A major lesson from this experience is that for inflation to take hold, money has to go from the financial economy to the real economy. By increasing reserves and lowering interest rates, the Federal Reserve eliminated the possibility of banking failures, but it didn't guarantee that people or businesses would be eager to borrow money or banks would lend it. This is another indication that people's emotions or animal spirits have a bigger impact on risk-taking than the price of money.

There were other major deflationary forces that overwhelmed inflation. These included high levels of excess labor. For companies, there was no reason to raise wages. For inflation to take hold, there has to be a reinforcing feedback loop between wages and prices. Companies have to raise wages to retain and attract workers and then raise prices to maintain margins.

Another deflationary force was austerity for state and local governments.
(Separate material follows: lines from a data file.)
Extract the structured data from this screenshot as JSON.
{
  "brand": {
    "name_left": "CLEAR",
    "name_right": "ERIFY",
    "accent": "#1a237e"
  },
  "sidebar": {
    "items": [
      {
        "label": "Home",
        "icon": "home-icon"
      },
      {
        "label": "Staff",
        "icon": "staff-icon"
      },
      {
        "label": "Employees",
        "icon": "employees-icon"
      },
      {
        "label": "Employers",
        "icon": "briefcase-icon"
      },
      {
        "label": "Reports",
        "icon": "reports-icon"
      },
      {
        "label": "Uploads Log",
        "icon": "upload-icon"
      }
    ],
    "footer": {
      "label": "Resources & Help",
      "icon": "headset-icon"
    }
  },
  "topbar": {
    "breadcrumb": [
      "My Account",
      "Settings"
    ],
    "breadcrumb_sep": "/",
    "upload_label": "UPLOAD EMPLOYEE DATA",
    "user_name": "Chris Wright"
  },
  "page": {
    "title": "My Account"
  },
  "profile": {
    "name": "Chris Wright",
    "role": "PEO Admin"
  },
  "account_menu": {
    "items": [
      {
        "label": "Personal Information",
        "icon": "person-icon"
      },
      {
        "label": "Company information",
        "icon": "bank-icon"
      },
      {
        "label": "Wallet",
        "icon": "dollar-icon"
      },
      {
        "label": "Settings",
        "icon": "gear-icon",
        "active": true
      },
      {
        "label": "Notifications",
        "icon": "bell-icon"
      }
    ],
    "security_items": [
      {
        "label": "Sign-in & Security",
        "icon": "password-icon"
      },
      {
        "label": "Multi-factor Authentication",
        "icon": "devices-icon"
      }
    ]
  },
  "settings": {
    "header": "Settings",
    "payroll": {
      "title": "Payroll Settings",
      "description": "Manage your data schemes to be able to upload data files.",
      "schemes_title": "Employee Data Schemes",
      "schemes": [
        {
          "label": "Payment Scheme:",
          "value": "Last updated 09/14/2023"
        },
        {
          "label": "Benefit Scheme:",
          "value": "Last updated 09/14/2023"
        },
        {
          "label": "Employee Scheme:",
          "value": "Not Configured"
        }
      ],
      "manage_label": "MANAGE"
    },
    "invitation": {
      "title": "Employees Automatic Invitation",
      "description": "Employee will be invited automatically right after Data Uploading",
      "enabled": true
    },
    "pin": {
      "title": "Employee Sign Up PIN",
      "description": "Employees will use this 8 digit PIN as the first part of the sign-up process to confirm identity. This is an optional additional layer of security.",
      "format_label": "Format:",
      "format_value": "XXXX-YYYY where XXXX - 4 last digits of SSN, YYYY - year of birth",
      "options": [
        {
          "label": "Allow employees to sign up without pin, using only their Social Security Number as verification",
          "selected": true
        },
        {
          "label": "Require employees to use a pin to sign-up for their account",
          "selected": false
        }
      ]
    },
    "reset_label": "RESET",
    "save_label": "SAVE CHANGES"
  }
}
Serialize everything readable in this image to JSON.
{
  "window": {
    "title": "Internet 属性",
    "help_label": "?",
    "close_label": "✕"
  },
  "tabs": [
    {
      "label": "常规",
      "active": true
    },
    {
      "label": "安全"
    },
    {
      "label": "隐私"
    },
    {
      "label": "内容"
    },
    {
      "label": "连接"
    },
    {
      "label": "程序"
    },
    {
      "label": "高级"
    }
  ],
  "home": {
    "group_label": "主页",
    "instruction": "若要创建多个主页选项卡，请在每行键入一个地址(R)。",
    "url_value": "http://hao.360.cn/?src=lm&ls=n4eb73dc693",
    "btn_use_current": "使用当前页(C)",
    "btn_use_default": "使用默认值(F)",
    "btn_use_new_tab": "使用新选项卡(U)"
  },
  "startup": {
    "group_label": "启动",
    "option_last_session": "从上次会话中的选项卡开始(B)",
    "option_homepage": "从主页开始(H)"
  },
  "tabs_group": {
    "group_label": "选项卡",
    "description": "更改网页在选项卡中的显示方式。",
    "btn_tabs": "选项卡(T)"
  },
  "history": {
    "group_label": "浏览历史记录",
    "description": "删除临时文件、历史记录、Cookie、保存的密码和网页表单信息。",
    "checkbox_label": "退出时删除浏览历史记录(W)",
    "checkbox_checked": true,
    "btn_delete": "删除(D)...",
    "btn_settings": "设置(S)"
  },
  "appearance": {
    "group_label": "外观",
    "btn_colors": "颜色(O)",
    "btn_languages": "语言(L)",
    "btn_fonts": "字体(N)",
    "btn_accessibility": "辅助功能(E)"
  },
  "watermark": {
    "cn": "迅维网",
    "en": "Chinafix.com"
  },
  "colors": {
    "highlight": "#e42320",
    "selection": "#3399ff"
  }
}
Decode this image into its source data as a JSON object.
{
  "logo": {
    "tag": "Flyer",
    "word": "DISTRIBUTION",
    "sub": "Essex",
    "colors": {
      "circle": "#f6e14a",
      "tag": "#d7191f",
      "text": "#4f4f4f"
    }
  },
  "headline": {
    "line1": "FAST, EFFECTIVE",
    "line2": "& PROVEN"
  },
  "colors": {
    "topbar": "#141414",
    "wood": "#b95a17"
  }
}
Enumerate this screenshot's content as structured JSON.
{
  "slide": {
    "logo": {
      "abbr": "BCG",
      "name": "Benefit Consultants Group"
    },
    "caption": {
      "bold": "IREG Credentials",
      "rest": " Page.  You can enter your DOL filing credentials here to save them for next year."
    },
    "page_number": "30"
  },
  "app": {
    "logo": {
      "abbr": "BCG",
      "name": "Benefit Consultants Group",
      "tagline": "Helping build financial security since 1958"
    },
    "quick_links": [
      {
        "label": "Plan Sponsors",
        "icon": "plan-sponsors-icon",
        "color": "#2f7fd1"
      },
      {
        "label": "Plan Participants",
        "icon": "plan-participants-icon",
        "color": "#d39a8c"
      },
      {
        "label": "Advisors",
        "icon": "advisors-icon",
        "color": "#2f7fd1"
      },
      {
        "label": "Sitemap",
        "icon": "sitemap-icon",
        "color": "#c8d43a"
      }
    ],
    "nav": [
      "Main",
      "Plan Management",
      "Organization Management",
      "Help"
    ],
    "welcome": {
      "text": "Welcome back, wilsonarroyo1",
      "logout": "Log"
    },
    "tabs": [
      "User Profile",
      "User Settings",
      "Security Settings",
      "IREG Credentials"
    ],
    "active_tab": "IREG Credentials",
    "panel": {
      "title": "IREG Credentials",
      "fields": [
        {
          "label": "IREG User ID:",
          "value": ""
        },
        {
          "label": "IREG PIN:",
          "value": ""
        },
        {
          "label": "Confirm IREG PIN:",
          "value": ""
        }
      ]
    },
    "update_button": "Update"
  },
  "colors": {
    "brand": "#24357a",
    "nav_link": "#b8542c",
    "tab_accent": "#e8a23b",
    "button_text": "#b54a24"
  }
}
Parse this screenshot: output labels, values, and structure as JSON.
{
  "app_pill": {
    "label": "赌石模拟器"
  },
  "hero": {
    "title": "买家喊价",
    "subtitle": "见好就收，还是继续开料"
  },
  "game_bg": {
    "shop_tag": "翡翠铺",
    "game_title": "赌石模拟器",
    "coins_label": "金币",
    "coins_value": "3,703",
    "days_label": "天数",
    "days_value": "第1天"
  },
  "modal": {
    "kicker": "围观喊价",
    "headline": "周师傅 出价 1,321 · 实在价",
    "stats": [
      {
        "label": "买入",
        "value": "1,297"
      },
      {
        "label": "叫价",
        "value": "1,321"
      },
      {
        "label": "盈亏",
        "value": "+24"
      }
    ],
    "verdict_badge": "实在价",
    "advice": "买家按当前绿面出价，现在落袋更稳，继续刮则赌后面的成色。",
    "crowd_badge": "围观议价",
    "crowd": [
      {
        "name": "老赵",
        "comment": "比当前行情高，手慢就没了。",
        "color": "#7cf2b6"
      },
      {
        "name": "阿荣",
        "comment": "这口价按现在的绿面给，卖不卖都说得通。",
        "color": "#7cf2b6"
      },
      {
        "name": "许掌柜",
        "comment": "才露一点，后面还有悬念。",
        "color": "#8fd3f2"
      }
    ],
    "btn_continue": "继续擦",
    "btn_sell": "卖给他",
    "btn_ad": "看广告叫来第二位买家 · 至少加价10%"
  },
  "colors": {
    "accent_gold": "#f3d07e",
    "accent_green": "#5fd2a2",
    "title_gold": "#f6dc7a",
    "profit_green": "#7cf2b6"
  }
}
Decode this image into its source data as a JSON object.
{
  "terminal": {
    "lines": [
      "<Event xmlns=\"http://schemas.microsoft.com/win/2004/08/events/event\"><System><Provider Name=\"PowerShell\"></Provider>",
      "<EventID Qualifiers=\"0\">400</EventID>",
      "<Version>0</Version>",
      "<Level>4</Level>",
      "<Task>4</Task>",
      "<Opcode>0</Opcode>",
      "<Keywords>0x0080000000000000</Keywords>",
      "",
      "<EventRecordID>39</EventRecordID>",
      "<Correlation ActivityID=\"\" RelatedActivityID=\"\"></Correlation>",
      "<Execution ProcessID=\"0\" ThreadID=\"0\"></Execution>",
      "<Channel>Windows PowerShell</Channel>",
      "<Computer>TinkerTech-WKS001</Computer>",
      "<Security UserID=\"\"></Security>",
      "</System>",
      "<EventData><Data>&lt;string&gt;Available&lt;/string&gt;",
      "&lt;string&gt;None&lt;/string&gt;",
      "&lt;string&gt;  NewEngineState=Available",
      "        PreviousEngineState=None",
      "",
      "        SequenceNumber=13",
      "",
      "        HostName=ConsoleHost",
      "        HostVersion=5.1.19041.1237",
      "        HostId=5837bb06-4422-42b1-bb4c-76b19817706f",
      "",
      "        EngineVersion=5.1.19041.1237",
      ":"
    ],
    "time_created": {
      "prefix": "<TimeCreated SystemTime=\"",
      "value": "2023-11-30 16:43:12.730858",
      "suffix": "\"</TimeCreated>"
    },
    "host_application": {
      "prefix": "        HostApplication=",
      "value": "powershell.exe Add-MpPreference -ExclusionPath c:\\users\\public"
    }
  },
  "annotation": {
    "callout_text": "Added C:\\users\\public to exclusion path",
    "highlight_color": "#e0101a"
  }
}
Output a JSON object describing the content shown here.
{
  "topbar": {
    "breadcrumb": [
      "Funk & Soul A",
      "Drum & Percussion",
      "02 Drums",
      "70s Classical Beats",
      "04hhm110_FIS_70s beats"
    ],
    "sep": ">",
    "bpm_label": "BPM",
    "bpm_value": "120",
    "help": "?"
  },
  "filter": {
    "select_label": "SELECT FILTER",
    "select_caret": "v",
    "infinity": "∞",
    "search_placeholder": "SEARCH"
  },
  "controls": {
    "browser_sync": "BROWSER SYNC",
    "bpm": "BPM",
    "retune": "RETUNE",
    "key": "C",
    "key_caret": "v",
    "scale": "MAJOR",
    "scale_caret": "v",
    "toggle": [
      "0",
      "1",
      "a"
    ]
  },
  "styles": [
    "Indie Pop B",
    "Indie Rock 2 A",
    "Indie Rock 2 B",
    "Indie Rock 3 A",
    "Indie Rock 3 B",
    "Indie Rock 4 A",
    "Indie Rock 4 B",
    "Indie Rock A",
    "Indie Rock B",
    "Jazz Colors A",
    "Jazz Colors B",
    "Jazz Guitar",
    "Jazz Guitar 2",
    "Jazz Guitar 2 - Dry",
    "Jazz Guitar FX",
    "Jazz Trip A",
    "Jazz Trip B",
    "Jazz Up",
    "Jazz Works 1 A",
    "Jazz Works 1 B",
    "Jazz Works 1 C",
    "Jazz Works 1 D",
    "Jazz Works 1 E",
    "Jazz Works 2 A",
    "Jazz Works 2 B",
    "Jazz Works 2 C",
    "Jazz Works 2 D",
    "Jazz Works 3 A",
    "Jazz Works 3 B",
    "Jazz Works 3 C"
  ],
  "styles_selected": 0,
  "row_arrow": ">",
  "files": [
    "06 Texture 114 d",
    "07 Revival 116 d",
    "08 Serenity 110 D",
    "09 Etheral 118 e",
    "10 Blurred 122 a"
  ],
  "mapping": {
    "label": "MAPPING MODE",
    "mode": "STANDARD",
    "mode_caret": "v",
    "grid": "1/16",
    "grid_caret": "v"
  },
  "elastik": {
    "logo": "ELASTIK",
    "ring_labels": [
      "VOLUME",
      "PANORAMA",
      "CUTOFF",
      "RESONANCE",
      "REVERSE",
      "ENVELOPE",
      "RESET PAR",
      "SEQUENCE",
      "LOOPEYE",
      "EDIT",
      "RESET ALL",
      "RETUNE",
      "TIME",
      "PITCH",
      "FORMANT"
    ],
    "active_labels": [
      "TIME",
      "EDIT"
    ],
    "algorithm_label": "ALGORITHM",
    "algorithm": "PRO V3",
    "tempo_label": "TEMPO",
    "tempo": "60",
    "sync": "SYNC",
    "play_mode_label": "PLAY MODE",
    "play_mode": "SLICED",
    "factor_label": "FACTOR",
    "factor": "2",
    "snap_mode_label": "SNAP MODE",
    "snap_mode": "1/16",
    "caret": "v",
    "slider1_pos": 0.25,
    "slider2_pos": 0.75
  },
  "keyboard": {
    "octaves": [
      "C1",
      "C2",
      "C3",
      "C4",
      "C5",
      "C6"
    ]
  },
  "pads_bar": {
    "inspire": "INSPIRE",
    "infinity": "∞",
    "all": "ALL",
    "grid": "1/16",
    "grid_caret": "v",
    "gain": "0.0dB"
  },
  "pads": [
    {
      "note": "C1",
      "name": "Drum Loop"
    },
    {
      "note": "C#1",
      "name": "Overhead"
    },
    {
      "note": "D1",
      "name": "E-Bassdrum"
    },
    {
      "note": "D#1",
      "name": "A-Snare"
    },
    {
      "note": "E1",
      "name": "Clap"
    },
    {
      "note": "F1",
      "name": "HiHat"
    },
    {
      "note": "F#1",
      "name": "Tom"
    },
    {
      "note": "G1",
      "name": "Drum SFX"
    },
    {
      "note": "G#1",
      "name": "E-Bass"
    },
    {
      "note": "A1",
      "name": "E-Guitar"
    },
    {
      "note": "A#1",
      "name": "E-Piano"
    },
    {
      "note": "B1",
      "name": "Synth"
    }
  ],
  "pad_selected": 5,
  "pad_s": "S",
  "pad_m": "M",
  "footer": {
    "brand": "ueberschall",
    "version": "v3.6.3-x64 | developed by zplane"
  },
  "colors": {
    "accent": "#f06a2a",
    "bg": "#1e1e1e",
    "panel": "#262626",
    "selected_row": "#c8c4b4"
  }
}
The Great Recession resulted in a plunge in tax revenue which forced state and local governments to lay off employees and cut spending which negated part of the federal government's efforts and hampered the recovery.

Today's Situation

It's remarkable that many of the early conditions of 2008 are being replicated today. Central banks are pumping money to support various credit markets. The federal government is running fiscal deficits. Interest rates are also at record lows.

Whether inflation emerges this time depends on what lessons policymakers have learned from the previous experience. It seems the Fed has learned, as last time it paid interest on reserves that banks held on deposit at the Fed which incentivized them to do nothing and earn a risk-free return. This time, the Fed and Treasury were paying banks to make loans.

However, it's concerning that policymakers are so far unwilling to give support to state and local governments as they have for workers and businesses. These governments going bankrupt, cutting spending, or laying off workers in the midst of a recession would only make things worse at a perilous time and undercut other efforts.

Finally, wage growth is impossible with massive unemployment. But, the unemployment situation will only be solved with concrete progress in terms of testing and tracing that gives people the confidence to resume normal activities.